From way out here
Yesterday the sky was so very blue. It was the sort of day that’s impossible in England, a country where the blue is rare and on the occasion it does appear, it’s now faded somewhat to my eye. But just when I thought the color yesterday could not possibly improve here, that’s when a prolonged evening of dazzling colors crashed into one another and made a glorious mess everywhere. Evenings like this are yellowy-gold-explosion-blankets of color. A great fire-storm of orange and purples and yellows.
I mention the color of the sky because yesterday was the first normal day in a very long time. It was the sort of day where we could sit in a place with strangers and just think about the color of the sky without the looming threat of a virus upon us. Here we are so very lucky, so very privileged, I thought, to enjoy the color of this blue. To chat about future plans. To hug this funny weirdo I just met.
Before the colors exploded in the sky, we headed out across the bridge and over to Bernal to look at an apartment and the moment we stepped inside I knew it would make a beautiful home for us; striking white walls, enormous windows all over the place, and out there the whole time was that striking blue sky. It felt so very normal, so very obvious to me that we might live in a place like this.
As the realtor asked us questions I zoned out for a bit, thinking about what fun we’d have in this long hallway, what fun we’d have in the living room giggling about tomato frogs or baked beans. I thought about us here in this room; Celine playing a puzzle game in bed whilst I read a book or perhaps I’d still be ranting incoherently about how awful the ending of Castlevania was. “Oh this vampire dude was...Death? And Dracula’s charming wife was totally okay about her husband becoming a genocidal maniac? All is forgiven? Extremely cool!” I’d shout in an extremely un-cool way whilst Celine click-clacks houses and rivers and foxes together, soft piano music drifting along the corridor all the while.
The daydream stopped though when I entered one of the rooms. It was a special room. “Now here,” I whispered menacingly and looking out the window, "here I could write something beautiful.” Buckets of coffee and diet coke would be drunk at this desk and ten million blog posts would be typed out in a complete random fashion. Oh the furious blogging I could do this in room!
After the daydreams, we went to Roxie’s in the Inner Sunset for some British chocolates. I picked up Marmite and crouched for a picture with some baked beans as if I were praying to them.
We traveled back across the bridge to a beer garden in Berkeley. A BART line was suspended above—god how I’ve missed the sound of trains—and one of them zipped over us and rattled across the beer garden, making a lovely racket as it did. It all felt more like Berlin or Amsterdam than it did the Bay Area. And this trip into Berkeley had me thinking...perhaps I’d ignored it until now as a possibility; Berkeley has always been a place annoyingly far away, perhaps always a little too sleepy for my liking. But now I could see myself biking up and down these streets from one cafe to the next. I could see us renting a place on a quiet corner somewhere.

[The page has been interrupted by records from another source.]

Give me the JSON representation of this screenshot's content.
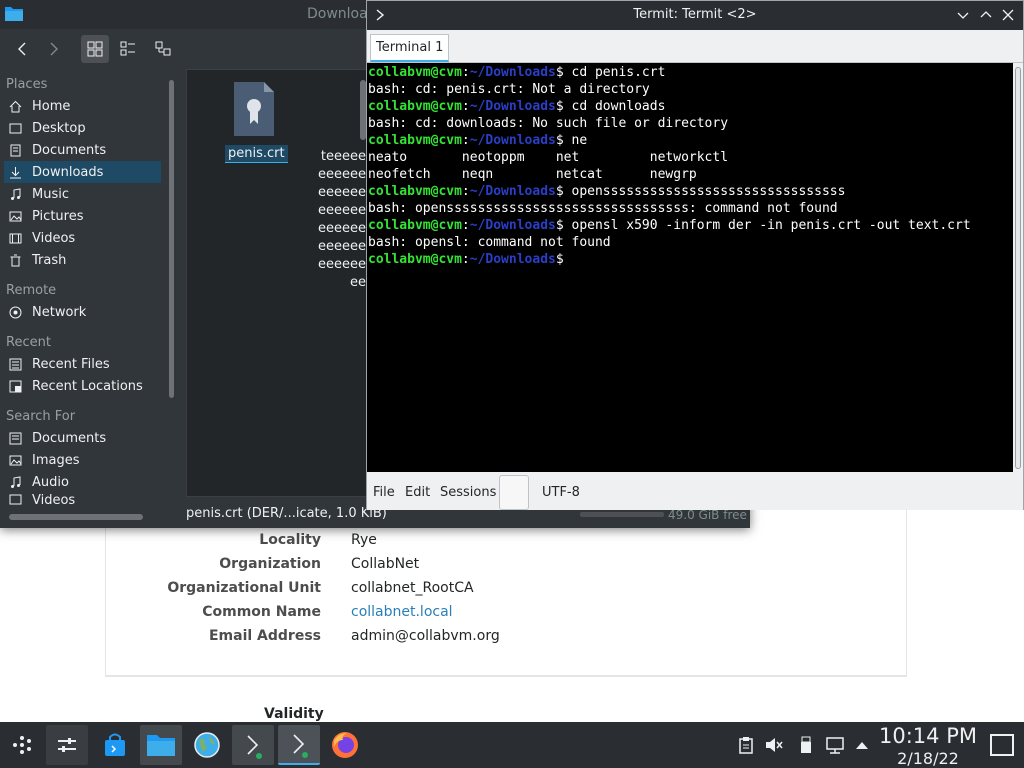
{
  "certificate": {
    "fields": [
      {
        "label": "Locality",
        "value": "Rye"
      },
      {
        "label": "Organization",
        "value": "CollabNet"
      },
      {
        "label": "Organizational Unit",
        "value": "collabnet_RootCA"
      },
      {
        "label": "Common Name",
        "value": "collabnet.local"
      },
      {
        "label": "Email Address",
        "value": "admin@collabvm.org"
      }
    ],
    "validity_heading": "Validity"
  },
  "dolphin": {
    "title": "Download",
    "places": {
      "places_heading": "Places",
      "places": [
        "Home",
        "Desktop",
        "Documents",
        "Downloads",
        "Music",
        "Pictures",
        "Videos",
        "Trash"
      ],
      "remote_heading": "Remote",
      "remote": [
        "Network"
      ],
      "recent_heading": "Recent",
      "recent": [
        "Recent Files",
        "Recent Locations"
      ],
      "search_heading": "Search For",
      "search": [
        "Documents",
        "Images",
        "Audio",
        "Videos"
      ]
    },
    "file": {
      "name": "penis.crt"
    },
    "e_lines": [
      "teeeee",
      "eeeeee",
      "eeeeee",
      "eeeeee",
      "eeeeee",
      "eeeeee",
      "eeeeee",
      "ee"
    ],
    "status": "penis.crt (DER/...icate, 1.0 KiB)",
    "free_space": "49.0 GiB free"
  },
  "termit": {
    "title": "Termit: Termit <2>",
    "tab": "Terminal 1",
    "prompt_user": "collabvm@cvm",
    "prompt_path": "~/Downloads",
    "lines": [
      {
        "type": "prompt",
        "cmd": " cd penis.crt"
      },
      {
        "type": "out",
        "text": "bash: cd: penis.crt: Not a directory"
      },
      {
        "type": "prompt",
        "cmd": " cd downloads"
      },
      {
        "type": "out",
        "text": "bash: cd: downloads: No such file or directory"
      },
      {
        "type": "prompt",
        "cmd": " ne"
      },
      {
        "type": "out",
        "text": "neato       neotoppm    net         networkctl"
      },
      {
        "type": "out",
        "text": "neofetch    neqn        netcat      newgrp"
      },
      {
        "type": "prompt",
        "cmd": " opensssssssssssssssssssssssssssssss"
      },
      {
        "type": "out",
        "text": "bash: opensssssssssssssssssssssssssssssss: command not found"
      },
      {
        "type": "prompt",
        "cmd": " opensl x590 -inform der -in penis.crt -out text.crt"
      },
      {
        "type": "out",
        "text": "bash: opensl: command not found"
      },
      {
        "type": "prompt",
        "cmd": ""
      }
    ],
    "menu": [
      "File",
      "Edit",
      "Sessions"
    ],
    "encoding": "UTF-8"
  },
  "taskbar": {
    "time": "10:14 PM",
    "date": "2/18/22"
  },
  "colors": {
    "accent": "#3daee9",
    "prompt_user": "#34e234",
    "prompt_path": "#2a3ec6",
    "link": "#2980b9"
  }
}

As we drove back home I spotted San Francisco on the horizon, across the water, and it showed me something new. From this distance SF looks like a towering utopia, a place of pure science fiction. It looked like the place you’d see in establishing shots in Star Trek and now I could see the appeal of why people live here. It’s the perfect distance to enjoy San Francisco because you can sit back and admire the city without having to live with all the limitations and foibles and structural terribleness of the real thing.
From way out here you could dream of San Francisco and dream it into something else, something better.